While the pilot season of WSX features only three races from October to November, the plan is to expand to nine or more events in 2023. The season would likely take place from July to November, providing riders the opportunity for a longer break off the bike.
“We hope that by establishing this championship, we allow a proper break for them after the FELD, AMA Supercross finishes,” Sanderson said. “Allow them to rest, to have some time off, get back to training and then race the World Supercross Championship and travel the world, see some of the best cities around the world, have some time away with their families and not have that grueling week-to-week testing schedule.”
It’s been common to see Supercross riders retire from the sport in their late 20s and early 30s, or sign Supercross-only contracts toward the end of their careers.
Bailey believes it shouldn’t be that way.
“One of the things that we really believe in is that this championship could give riders more longevity in their careers. Because Supercross, by nature, is easier on the body than motocross is,” Bailey said.
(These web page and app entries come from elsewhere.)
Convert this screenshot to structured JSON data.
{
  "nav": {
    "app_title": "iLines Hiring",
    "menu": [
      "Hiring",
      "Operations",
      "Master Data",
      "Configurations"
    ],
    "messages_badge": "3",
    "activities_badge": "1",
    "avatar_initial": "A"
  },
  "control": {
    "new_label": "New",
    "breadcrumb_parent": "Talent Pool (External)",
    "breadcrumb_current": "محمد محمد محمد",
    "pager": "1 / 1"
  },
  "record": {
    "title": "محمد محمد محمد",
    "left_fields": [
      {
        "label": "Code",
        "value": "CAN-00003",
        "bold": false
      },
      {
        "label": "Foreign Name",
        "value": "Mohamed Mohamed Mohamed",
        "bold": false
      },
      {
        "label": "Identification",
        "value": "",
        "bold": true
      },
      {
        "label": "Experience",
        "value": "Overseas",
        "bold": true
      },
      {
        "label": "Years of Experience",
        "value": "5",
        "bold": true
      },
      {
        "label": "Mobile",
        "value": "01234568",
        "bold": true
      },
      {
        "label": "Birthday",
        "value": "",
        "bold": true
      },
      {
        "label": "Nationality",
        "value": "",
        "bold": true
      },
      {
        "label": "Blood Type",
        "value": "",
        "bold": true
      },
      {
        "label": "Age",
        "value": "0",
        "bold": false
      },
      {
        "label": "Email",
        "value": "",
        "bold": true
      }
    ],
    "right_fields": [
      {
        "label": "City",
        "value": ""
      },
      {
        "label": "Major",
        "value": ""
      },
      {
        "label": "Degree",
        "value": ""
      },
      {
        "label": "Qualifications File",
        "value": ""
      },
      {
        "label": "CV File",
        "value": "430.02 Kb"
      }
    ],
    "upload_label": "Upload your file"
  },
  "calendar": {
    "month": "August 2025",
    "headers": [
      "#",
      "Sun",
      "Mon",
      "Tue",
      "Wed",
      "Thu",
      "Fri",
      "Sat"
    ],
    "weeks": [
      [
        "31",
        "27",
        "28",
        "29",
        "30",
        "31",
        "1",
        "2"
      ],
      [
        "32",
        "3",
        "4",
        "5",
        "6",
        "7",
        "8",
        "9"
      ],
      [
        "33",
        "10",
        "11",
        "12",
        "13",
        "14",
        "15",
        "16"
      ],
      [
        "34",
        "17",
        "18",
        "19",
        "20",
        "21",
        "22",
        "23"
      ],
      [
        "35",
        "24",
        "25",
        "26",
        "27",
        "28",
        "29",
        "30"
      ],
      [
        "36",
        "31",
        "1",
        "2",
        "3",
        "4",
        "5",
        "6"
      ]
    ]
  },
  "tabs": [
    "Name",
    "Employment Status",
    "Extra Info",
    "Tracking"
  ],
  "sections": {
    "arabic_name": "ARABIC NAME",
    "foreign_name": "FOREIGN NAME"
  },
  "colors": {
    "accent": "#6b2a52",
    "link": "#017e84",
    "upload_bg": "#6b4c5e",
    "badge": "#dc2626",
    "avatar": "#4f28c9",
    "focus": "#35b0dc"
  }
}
Already, some of the most elite stars of AMA Supercross have joined WSX for its pilot season, such as Eli Tomac, Ken Roczen and Chad Reed. Other world-class European and French athletes have been announced as competitors, including Cedric Soubeyras and Gregory Aranda.
The hope is to see Supercross athletes from across the globe come together to race each other in the world’s best stadiums, bringing the sport to fans who have never seen it before.
“We’re driven to expand the audience and the awareness of Supercross and obviously the awareness of these riders and the amazing athletes that they are,” Sanderson said.
At 36 years old, Sanderson is the perfect representation of the average Supercross fan.
While he’s partnered with people who have been in the industry for decades, he didn’t experience the sport firsthand until visiting the Paris Supercross in 2013. Walking into the stadium for a night of world-class action, with Justin Barcia racing a formidable field of 11 other riders for the win, Sanderson was captivated.
The sounds of revving engines echoing through the stadium, the incredible thrill of watching athletes taking on man-made jumps and whoops and other obstacles inside a stadium, and witnessing the energy of the crowd as it took part in the unforgettable night — that was all it took.
That was the feeling that many fans had when they walked out of the L.A. Memorial Coliseum in 1972. That was the feeling that led to a 50-year history of Supercross in America. And that’s the feeling Sanderson and Bailey wanted to bring to the rest of the world. n